After years of waiting, South Africans have been promised relief from high mobile data charges. In his June State of the Nation Address (SONA), President Cyril Ramaphosa heeded the call of the country’s citizens to make it easier and cheaper for them to get online with their mobile devices.
His first step in doing so was the announcement that there would be policy clarity around spectrum (the radio frequencies mobile networks use to transmit data) allocation by August this year. The mobile networks reacted positively, indicating that data prices could start falling the moment that the new spectrum (the first to be released in 14 years) is allocated.
Even if this proves to be the case, however, it’s unclear how much prices will fall by. Unless the cost of data falls dramatically and across the board, low-income earners will continue to pay more than their fair share for mobile internet access.
It’s clear, therefore, that easing the mobile data burden cannot fall to the mobile networks alone and that business has a role to play too.
The business imperative
In fact, in a tough economy, businesses have a lot to gain from helping their customers stay online for as long, and at as low a cost as possible.
With readily available internet access, shoppers can find the best deals available and commuters can find the most efficient and affordable routes to and from their places of work. The cumulative savings from this information can be significant, especially for people struggling to get by every month.

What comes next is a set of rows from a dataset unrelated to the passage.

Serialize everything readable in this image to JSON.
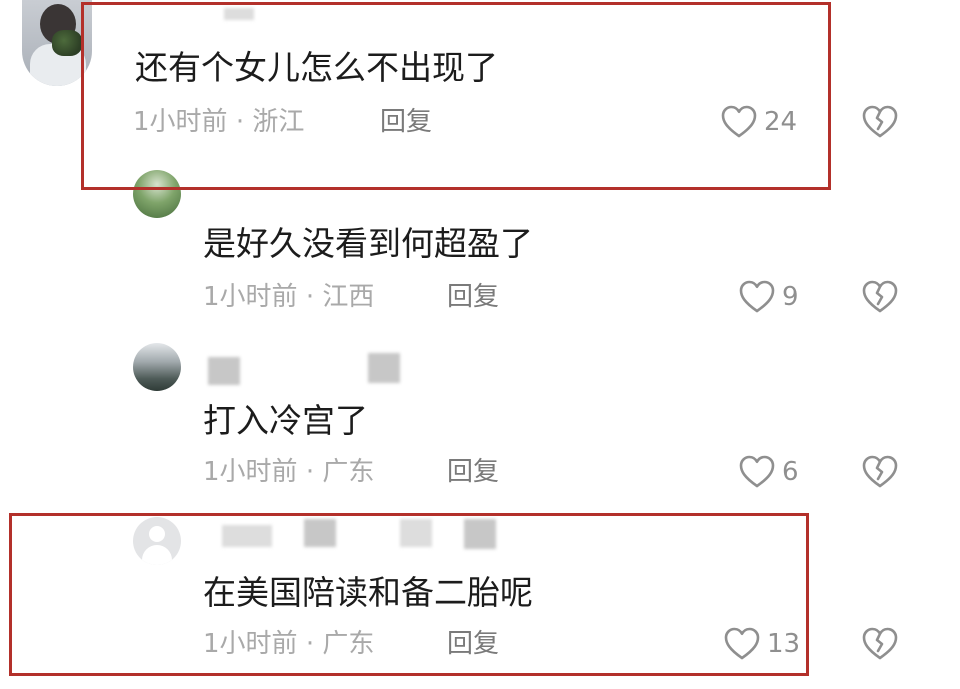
{
  "comments": [
    {
      "text": "还有个女儿怎么不出现了",
      "time": "1小时前",
      "separator": "·",
      "location": "浙江",
      "reply": "回复",
      "likes": "24",
      "avatar": "photo-person-with-flowers",
      "highlighted": true
    },
    {
      "text": "是好久没看到何超盈了",
      "time": "1小时前",
      "separator": "·",
      "location": "江西",
      "reply": "回复",
      "likes": "9",
      "avatar": "photo-green-landscape",
      "highlighted": false
    },
    {
      "text": "打入冷宫了",
      "time": "1小时前",
      "separator": "·",
      "location": "广东",
      "reply": "回复",
      "likes": "6",
      "avatar": "photo-waterside-town",
      "highlighted": false
    },
    {
      "text": "在美国陪读和备二胎呢",
      "time": "1小时前",
      "separator": "·",
      "location": "广东",
      "reply": "回复",
      "likes": "13",
      "avatar": "default-user-icon",
      "highlighted": true
    }
  ],
  "icons": {
    "like": "heart-outline-icon",
    "dislike": "broken-heart-icon"
  },
  "colors": {
    "highlight_border": "#b3302a",
    "meta_text": "#a9a9a9",
    "reply_text": "#7a7a7a",
    "comment_text": "#1c1c1c"
  }
}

If your business can help people use the internet for all of those things, they’re bound to think of you more positively, seeing you as their preferred digital channel, and maybe even spend some of the money they’ve saved with you.

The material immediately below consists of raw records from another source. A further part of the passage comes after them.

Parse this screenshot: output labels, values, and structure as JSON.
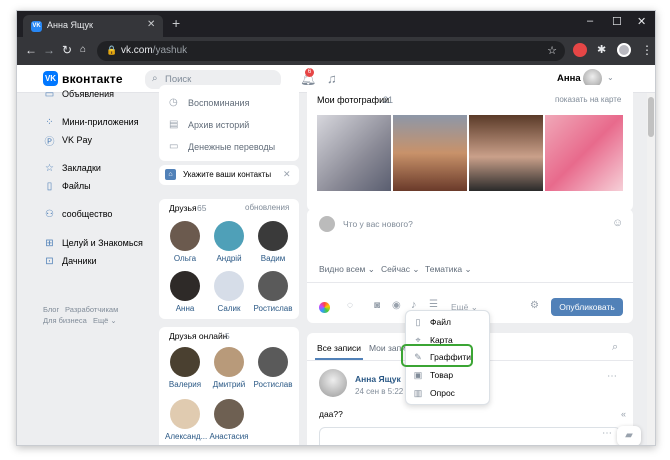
{
  "browser": {
    "tab_title": "Анна Ящук",
    "tab_favicon": "VK",
    "url_host": "vk.com",
    "url_path": "/yashuk"
  },
  "header": {
    "logo_text": "вконтакте",
    "search_placeholder": "Поиск",
    "notifications_count": "6",
    "user_name": "Анна"
  },
  "left_menu": {
    "items": [
      {
        "label": "Объявления",
        "icon": "ads-icon"
      },
      {
        "label": "Мини-приложения",
        "icon": "apps-icon"
      },
      {
        "label": "VK Pay",
        "icon": "vkpay-icon"
      },
      {
        "label": "Закладки",
        "icon": "bookmark-icon"
      },
      {
        "label": "Файлы",
        "icon": "file-icon"
      },
      {
        "label": "сообщество",
        "icon": "community-icon"
      },
      {
        "label": "Целуй и Знакомься",
        "icon": "game-icon"
      },
      {
        "label": "Дачники",
        "icon": "gamepad-icon"
      }
    ],
    "footer": [
      "Блог",
      "Разработчикам",
      "Для бизнеса",
      "Ещё ⌄"
    ]
  },
  "middle": {
    "quick_links": [
      "Воспоминания",
      "Архив историй",
      "Денежные переводы"
    ],
    "contacts_prompt": "Укажите ваши контакты",
    "friends_title": "Друзья",
    "friends_count": "65",
    "friends_updates": "обновления",
    "friends": [
      "Ольга",
      "Андрій",
      "Вадим",
      "Анна",
      "Салик",
      "Ростислав"
    ],
    "online_title": "Друзья онлайн",
    "online_count": "5",
    "online": [
      "Валерия",
      "Дмитрий",
      "Ростислав",
      "Александ...",
      "Анастасия"
    ]
  },
  "photos": {
    "title": "Мои фотографии",
    "count": "21",
    "map_link": "показать на карте"
  },
  "composer": {
    "placeholder": "Что у вас нового?",
    "visibility": "Видно всем",
    "time": "Сейчас",
    "topic": "Тематика",
    "more": "Ещё",
    "publish": "Опубликовать"
  },
  "attach_menu": [
    "Файл",
    "Карта",
    "Граффити",
    "Товар",
    "Опрос"
  ],
  "feed": {
    "tabs": [
      "Все записи",
      "Мои записи"
    ],
    "post_author": "Анна Ящук",
    "post_date": "24 сен в 5:22",
    "post_text": "даа??"
  },
  "colors": {
    "vk_blue": "#0077ff",
    "link": "#2a5885",
    "highlight": "#3ba534",
    "page_bg": "#edeef0"
  }
}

At the very least, businesses should acknowledge that consumers shouldn’t bear the entire cost of seeing any online promotions and marketing collateral that the businesses send out. Imagine if consumers had to pay to view your printed ads in their postbox, or if they were charged an entrance fee to enter your store.
While that might seem like a strange leap of logic, it’s worth bearing in mind that few other forms of media ask people to pay to see advertising (as someone is doing when they use their mobile data to read a newsletter or view a link they’ve been sent).
As much as a business might understand that intellectually, they may not be aware of what practical steps they can take to ease the data burden on their customers.
An important first step is to ensure that your marketing collateral is as personalised and relevant as possible. This approach ensures that customers don’t waste data browsing collateral that’s not relevant to them. This also benefits the business, saving it from wasting money on irrelevant marketing. Other tangible ways businesses can start making massive changes to data affordability is by employing data-efficient collateral in the digital space. In other words, businesses sending out marketing to lower-income earners need to keep their material as data-light as possible. This is increasingly easy to do without compromising on the overall experience.
Perhaps the most important step companies can take, however, is to reverse billing data, for customers coming into their website or service (that is, the business absorbs the cost of the data a customer uses accessing that website or service). Another option is to utilise channels and engagement tools that have already zeroed the data cost.
After all, paying for that data would cost the business a lot less, proportionally, than it would the end consumer.
The big picture
Ultimately, whatever steps business takes to ease the data burden on ordinary South Africans, it needs to do so with the big picture in mind. Internet access is vital to accelerating economic growth, and in South Africa that means making data as affordable as possible.
Without affordable data access, South Africa risks falling behind, not only the rest of the world, but the rest of the continent. And unless business addresses this pivotal issue, it risks the same fate.